An explanation of my process:

First, by virtue of the medium of photography, the dimensions of my face and the
background comprising the space around my head are compressed into the two
dimensions of a flat 4 by 5 inch Polaroid photograph. In addition, the Polaroid
photograph is a beautifully imperfect medium which renders a somewhat
unpredictable, low-fidelity, and highly inaccurate color image.

Next, I make a series of black and white photocopies of one color Polaroid using a
local pharmacy copy machine; on account of the casual use of this copy machine,
the lens and glass is often dusty and scratched, rendering a further degraded image.
Additionally, the stripping of color from the image removes key indices that could
steer a viewer toward a specific reading of my face and the background.

In the last stage, I transfer the photocopy onto a piece of 9 by 12 inch Bristol
paper by placing the toned surface of the photocopy directly onto the Bristol paper
and rub chemicals on the back of the photocopy.

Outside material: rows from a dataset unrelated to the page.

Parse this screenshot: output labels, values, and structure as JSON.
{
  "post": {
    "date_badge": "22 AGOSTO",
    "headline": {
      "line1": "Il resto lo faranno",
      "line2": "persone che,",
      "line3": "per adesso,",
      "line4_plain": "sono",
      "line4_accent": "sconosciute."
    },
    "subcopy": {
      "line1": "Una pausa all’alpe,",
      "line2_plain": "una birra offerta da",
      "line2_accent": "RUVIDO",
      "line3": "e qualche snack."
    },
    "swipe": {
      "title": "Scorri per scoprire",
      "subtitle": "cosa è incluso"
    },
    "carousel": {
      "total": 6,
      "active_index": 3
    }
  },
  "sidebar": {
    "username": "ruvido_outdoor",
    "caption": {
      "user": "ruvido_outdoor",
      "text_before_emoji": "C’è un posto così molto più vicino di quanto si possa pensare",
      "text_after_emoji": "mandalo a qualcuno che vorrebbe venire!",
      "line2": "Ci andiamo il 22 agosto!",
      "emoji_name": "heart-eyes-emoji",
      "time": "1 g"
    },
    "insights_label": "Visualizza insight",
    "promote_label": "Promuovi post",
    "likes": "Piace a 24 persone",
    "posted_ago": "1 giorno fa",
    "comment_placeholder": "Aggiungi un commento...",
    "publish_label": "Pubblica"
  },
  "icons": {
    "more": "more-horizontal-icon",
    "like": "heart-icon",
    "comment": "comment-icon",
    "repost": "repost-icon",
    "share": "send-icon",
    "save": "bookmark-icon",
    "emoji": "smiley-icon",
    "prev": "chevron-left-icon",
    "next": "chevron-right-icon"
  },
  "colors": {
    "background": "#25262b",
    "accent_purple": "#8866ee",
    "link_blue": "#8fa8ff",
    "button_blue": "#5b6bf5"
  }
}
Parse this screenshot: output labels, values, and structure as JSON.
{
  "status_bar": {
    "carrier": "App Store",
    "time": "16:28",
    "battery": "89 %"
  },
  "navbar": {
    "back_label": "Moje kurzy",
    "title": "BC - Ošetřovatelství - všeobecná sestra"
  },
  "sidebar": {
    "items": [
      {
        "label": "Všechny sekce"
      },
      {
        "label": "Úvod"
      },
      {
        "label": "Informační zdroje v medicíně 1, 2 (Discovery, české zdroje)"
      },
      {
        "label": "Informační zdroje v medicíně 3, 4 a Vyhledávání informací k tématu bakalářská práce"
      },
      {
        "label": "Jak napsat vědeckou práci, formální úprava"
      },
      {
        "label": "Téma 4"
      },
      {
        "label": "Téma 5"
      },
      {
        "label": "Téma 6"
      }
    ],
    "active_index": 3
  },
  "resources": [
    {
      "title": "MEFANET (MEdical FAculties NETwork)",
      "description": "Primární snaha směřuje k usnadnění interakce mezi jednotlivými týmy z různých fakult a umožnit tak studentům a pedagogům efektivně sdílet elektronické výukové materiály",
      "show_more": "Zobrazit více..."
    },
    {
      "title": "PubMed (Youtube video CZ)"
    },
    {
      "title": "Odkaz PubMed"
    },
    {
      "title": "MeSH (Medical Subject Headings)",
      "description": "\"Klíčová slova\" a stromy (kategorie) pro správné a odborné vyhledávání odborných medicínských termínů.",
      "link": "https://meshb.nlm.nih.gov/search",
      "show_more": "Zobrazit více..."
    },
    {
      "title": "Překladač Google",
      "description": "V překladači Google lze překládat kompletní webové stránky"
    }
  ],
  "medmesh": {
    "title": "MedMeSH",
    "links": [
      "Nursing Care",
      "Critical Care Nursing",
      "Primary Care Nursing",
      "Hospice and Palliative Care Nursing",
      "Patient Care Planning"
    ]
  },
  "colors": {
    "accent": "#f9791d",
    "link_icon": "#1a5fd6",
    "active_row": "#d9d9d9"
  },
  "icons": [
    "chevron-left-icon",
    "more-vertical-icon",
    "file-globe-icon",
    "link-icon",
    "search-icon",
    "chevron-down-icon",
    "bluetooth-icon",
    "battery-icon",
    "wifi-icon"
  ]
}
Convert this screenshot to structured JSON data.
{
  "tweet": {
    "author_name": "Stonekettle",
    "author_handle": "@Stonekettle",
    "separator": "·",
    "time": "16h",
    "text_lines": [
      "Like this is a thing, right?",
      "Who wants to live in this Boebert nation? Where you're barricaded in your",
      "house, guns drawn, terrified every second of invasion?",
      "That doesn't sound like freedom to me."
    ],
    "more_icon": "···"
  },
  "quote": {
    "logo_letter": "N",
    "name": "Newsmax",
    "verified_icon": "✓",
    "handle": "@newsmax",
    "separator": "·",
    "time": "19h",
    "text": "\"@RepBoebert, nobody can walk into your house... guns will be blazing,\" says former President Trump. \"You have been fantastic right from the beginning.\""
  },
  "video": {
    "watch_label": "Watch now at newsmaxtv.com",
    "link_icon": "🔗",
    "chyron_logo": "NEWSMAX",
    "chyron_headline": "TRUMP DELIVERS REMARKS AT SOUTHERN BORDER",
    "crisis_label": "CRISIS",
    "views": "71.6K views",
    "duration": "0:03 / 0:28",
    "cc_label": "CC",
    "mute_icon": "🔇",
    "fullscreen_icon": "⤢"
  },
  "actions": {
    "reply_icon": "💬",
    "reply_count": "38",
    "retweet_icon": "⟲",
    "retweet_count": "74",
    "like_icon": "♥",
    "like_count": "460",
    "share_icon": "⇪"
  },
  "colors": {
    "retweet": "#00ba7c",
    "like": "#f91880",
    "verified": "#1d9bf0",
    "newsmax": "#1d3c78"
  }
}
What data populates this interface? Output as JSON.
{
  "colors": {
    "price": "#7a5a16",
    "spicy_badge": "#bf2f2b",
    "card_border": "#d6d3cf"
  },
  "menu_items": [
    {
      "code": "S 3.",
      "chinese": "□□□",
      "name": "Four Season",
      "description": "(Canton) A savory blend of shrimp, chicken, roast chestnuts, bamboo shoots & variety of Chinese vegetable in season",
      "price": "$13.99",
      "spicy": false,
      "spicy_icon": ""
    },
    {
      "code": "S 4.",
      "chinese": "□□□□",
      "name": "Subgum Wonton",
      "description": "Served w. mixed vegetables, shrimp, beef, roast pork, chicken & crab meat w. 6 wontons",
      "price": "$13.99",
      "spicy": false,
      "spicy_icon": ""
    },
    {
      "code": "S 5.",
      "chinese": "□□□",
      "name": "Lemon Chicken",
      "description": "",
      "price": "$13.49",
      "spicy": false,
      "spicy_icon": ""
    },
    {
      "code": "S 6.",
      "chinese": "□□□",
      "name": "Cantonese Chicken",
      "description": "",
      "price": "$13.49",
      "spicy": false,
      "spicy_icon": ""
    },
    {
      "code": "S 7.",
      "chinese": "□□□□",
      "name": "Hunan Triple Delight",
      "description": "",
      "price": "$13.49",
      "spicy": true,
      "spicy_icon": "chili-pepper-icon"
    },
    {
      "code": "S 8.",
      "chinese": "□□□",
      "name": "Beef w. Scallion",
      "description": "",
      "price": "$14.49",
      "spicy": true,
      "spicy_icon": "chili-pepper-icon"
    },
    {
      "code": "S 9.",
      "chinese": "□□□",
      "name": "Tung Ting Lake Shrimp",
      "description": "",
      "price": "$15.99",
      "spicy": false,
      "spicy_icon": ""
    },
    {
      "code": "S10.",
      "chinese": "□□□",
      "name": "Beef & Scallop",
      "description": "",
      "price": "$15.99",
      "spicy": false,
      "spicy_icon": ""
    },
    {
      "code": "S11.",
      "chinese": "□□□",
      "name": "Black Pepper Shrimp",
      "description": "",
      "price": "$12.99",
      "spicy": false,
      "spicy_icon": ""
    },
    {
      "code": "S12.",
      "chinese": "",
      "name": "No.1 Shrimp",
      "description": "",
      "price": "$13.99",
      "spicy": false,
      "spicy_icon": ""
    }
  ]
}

This last printmaking process
creates the highest degree of variation within a series of consistent photocopies of
one Polaroid. Some transfers reveal greater figurative clarity than others. This part
of the process also flops my image on the vertical axis. As opposed to the relatively
familiar and daunting rendition of my visage found in the Polaroid, the degraded and
less familiar image of me that remains is approachable and allows for intimate
interaction and reaction.

At the end of this stripping-down three-stage process, I work back onto the
deteriorated image of myself, allowing a reconstruction to emerge using gouache,
graphite, pastel, crayon and other media.